EXCERPTED DATA:
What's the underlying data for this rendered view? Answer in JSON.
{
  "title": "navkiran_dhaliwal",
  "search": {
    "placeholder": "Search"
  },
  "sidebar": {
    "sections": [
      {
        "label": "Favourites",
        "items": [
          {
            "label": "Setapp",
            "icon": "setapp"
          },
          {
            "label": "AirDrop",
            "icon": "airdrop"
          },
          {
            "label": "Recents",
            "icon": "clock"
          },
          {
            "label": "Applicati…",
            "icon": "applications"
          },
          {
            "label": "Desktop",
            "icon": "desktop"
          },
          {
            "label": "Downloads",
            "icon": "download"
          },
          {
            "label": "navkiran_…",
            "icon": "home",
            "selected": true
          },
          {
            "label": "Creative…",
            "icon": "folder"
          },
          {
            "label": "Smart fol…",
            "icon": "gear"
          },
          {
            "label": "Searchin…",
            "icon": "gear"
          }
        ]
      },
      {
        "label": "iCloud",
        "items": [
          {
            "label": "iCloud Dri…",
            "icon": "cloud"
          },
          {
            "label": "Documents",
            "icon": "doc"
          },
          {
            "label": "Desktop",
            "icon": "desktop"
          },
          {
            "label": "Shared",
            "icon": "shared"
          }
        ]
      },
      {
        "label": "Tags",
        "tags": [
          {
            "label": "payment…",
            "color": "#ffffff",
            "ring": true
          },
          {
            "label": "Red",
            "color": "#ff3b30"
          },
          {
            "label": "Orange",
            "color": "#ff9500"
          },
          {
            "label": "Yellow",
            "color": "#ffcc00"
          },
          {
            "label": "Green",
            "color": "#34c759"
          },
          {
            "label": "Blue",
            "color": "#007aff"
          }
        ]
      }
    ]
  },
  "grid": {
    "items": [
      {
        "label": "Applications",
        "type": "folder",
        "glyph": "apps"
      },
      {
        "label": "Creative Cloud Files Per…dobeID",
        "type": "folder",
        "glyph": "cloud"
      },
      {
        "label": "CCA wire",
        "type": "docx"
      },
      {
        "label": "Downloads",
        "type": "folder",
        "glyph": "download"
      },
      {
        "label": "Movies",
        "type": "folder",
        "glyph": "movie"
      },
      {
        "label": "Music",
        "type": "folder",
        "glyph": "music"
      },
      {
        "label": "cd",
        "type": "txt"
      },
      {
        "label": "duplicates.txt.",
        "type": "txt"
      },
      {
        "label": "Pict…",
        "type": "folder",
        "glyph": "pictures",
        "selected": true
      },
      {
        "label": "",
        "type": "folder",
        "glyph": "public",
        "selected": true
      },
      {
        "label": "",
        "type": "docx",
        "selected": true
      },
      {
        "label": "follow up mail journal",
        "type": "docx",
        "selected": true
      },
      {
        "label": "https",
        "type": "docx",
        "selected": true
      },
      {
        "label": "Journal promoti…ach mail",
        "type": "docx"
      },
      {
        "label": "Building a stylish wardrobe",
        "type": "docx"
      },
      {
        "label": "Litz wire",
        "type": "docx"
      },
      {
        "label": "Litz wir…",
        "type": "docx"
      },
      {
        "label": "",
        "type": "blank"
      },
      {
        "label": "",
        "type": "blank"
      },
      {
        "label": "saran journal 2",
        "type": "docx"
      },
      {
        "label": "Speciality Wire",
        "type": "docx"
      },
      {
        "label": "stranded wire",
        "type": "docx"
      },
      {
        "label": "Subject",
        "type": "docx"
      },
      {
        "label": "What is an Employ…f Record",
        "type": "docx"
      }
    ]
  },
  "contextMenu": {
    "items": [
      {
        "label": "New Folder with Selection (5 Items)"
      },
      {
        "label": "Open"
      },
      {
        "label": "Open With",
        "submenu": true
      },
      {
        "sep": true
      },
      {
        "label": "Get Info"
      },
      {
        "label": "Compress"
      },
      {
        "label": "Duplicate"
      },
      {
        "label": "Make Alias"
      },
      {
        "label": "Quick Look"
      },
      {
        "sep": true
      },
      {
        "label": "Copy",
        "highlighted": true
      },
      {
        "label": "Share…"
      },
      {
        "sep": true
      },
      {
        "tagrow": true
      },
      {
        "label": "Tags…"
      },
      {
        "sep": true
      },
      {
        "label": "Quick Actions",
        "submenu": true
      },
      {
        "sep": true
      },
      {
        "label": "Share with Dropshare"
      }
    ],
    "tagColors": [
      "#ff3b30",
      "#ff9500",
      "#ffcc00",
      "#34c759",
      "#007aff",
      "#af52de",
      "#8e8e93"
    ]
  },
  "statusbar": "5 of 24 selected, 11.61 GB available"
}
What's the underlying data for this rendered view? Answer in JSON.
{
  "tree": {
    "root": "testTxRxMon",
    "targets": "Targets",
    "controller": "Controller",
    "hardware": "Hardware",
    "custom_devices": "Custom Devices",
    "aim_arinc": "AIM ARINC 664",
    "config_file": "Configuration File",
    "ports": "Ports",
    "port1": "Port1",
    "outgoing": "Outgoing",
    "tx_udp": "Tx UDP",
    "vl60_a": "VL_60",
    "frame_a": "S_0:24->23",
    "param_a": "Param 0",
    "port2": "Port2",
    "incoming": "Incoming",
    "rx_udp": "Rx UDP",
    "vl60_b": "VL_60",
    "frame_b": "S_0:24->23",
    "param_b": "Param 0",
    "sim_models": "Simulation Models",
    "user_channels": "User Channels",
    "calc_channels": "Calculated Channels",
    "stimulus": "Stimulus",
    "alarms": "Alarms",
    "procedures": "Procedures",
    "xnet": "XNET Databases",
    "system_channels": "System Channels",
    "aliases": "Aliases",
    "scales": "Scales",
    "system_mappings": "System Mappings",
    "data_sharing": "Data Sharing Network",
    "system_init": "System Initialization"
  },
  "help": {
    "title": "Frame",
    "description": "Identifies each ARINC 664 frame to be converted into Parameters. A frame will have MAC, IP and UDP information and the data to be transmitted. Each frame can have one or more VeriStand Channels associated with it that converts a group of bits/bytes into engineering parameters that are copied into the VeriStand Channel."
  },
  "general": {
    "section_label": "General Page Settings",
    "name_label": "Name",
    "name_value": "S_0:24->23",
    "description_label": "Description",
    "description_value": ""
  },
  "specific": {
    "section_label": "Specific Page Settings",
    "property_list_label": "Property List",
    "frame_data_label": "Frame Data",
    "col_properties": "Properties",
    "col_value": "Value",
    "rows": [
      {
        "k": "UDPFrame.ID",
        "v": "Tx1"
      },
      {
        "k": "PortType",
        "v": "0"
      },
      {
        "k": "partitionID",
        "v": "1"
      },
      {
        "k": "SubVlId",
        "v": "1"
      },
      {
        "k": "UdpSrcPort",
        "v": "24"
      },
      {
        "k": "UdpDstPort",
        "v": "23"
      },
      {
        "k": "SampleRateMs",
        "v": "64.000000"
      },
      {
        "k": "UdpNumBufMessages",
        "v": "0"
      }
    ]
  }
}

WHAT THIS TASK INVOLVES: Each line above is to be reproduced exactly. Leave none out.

ANSWER SECTION:
What's the underlying data for this rendered view? Answer in JSON.
{
  "title": "navkiran_dhaliwal",
  "search": {
    "placeholder": "Search"
  },
  "sidebar": {
    "sections": [
      {
        "label": "Favourites",
        "items": [
          {
            "label": "Setapp",
            "icon": "setapp"
          },
          {
            "label": "AirDrop",
            "icon": "airdrop"
          },
          {
            "label": "Recents",
            "icon": "clock"
          },
          {
            "label": "Applicati…",
            "icon": "applications"
          },
          {
            "label": "Desktop",
            "icon": "desktop"
          },
          {
            "label": "Downloads",
            "icon": "download"
          },
          {
            "label": "navkiran_…",
            "icon": "home",
            "selected": true
          },
          {
            "label": "Creative…",
            "icon": "folder"
          },
          {
            "label": "Smart fol…",
            "icon": "gear"
          },
          {
            "label": "Searchin…",
            "icon": "gear"
          }
        ]
      },
      {
        "label": "iCloud",
        "items": [
          {
            "label": "iCloud Dri…",
            "icon": "cloud"
          },
          {
            "label": "Documents",
            "icon": "doc"
          },
          {
            "label": "Desktop",
            "icon": "desktop"
          },
          {
            "label": "Shared",
            "icon": "shared"
          }
        ]
      },
      {
        "label": "Tags",
        "tags": [
          {
            "label": "payment…",
            "color": "#ffffff",
            "ring": true
          },
          {
            "label": "Red",
            "color": "#ff3b30"
          },
          {
            "label": "Orange",
            "color": "#ff9500"
          },
          {
            "label": "Yellow",
            "color": "#ffcc00"
          },
          {
            "label": "Green",
            "color": "#34c759"
          },
          {
            "label": "Blue",
            "color": "#007aff"
          }
        ]
      }
    ]
  },
  "grid": {
    "items": [
      {
        "label": "Applications",
        "type": "folder",
        "glyph": "apps"
      },
      {
        "label": "Creative Cloud Files Per…dobeID",
        "type": "folder",
        "glyph": "cloud"
      },
      {
        "label": "CCA wire",
        "type": "docx"
      },
      {
        "label": "Downloads",
        "type": "folder",
        "glyph": "download"
      },
      {
        "label": "Movies",
        "type": "folder",
        "glyph": "movie"
      },
      {
        "label": "Music",
        "type": "folder",
        "glyph": "music"
      },
      {
        "label": "cd",
        "type": "txt"
      },
      {
        "label": "duplicates.txt.",
        "type": "txt"
      },
      {
        "label": "Pict…",
        "type": "folder",
        "glyph": "pictures",
        "selected": true
      },
      {
        "label": "",
        "type": "folder",
        "glyph": "public",
        "selected": true
      },
      {
        "label": "",
        "type": "docx",
        "selected": true
      },
      {
        "label": "follow up mail journal",
        "type": "docx",
        "selected": true
      },
      {
        "label": "https",
        "type": "docx",
        "selected": true
      },
      {
        "label": "Journal promoti…ach mail",
        "type": "docx"
      },
      {
        "label": "Building a stylish wardrobe",
        "type": "docx"
      },
      {
        "label": "Litz wire",
        "type": "docx"
      },
      {
        "label": "Litz wir…",
        "type": "docx"
      },
      {
        "label": "",
        "type": "blank"
      },
      {
        "label": "",
        "type": "blank"
      },
      {
        "label": "saran journal 2",
        "type": "docx"
      },
      {
        "label": "Speciality Wire",
        "type": "docx"
      },
      {
        "label": "stranded wire",
        "type": "docx"
      },
      {
        "label": "Subject",
        "type": "docx"
      },
      {
        "label": "What is an Employ…f Record",
        "type": "docx"
      }
    ]
  },
  "contextMenu": {
    "items": [
      {
        "label": "New Folder with Selection (5 Items)"
      },
      {
        "label": "Open"
      },
      {
        "label": "Open With",
        "submenu": true
      },
      {
        "sep": true
      },
      {
        "label": "Get Info"
      },
      {
        "label": "Compress"
      },
      {
        "label": "Duplicate"
      },
      {
        "label": "Make Alias"
      },
      {
        "label": "Quick Look"
      },
      {
        "sep": true
      },
      {
        "label": "Copy",
        "highlighted": true
      },
      {
        "label": "Share…"
      },
      {
        "sep": true
      },
      {
        "tagrow": true
      },
      {
        "label": "Tags…"
      },
      {
        "sep": true
      },
      {
        "label": "Quick Actions",
        "submenu": true
      },
      {
        "sep": true
      },
      {
        "label": "Share with Dropshare"
      }
    ],
    "tagColors": [
      "#ff3b30",
      "#ff9500",
      "#ffcc00",
      "#34c759",
      "#007aff",
      "#af52de",
      "#8e8e93"
    ]
  },
  "statusbar": "5 of 24 selected, 11.61 GB available"
}
What's the underlying data for this rendered view? Answer in JSON.
{
  "tree": {
    "root": "testTxRxMon",
    "targets": "Targets",
    "controller": "Controller",
    "hardware": "Hardware",
    "custom_devices": "Custom Devices",
    "aim_arinc": "AIM ARINC 664",
    "config_file": "Configuration File",
    "ports": "Ports",
    "port1": "Port1",
    "outgoing": "Outgoing",
    "tx_udp": "Tx UDP",
    "vl60_a": "VL_60",
    "frame_a": "S_0:24->23",
    "param_a": "Param 0",
    "port2": "Port2",
    "incoming": "Incoming",
    "rx_udp": "Rx UDP",
    "vl60_b": "VL_60",
    "frame_b": "S_0:24->23",
    "param_b": "Param 0",
    "sim_models": "Simulation Models",
    "user_channels": "User Channels",
    "calc_channels": "Calculated Channels",
    "stimulus": "Stimulus",
    "alarms": "Alarms",
    "procedures": "Procedures",
    "xnet": "XNET Databases",
    "system_channels": "System Channels",
    "aliases": "Aliases",
    "scales": "Scales",
    "system_mappings": "System Mappings",
    "data_sharing": "Data Sharing Network",
    "system_init": "System Initialization"
  },
  "help": {
    "title": "Frame",
    "description": "Identifies each ARINC 664 frame to be converted into Parameters. A frame will have MAC, IP and UDP information and the data to be transmitted. Each frame can have one or more VeriStand Channels associated with it that converts a group of bits/bytes into engineering parameters that are copied into the VeriStand Channel."
  },
  "general": {
    "section_label": "General Page Settings",
    "name_label": "Name",
    "name_value": "S_0:24->23",
    "description_label": "Description",
    "description_value": ""
  },
  "specific": {
    "section_label": "Specific Page Settings",
    "property_list_label": "Property List",
    "frame_data_label": "Frame Data",
    "col_properties": "Properties",
    "col_value": "Value",
    "rows": [
      {
        "k": "UDPFrame.ID",
        "v": "Tx1"
      },
      {
        "k": "PortType",
        "v": "0"
      },
      {
        "k": "partitionID",
        "v": "1"
      },
      {
        "k": "SubVlId",
        "v": "1"
      },
      {
        "k": "UdpSrcPort",
        "v": "24"
      },
      {
        "k": "UdpDstPort",
        "v": "23"
      },
      {
        "k": "SampleRateMs",
        "v": "64.000000"
      },
      {
        "k": "UdpNumBufMessages",
        "v": "0"
      }
    ]
  }
}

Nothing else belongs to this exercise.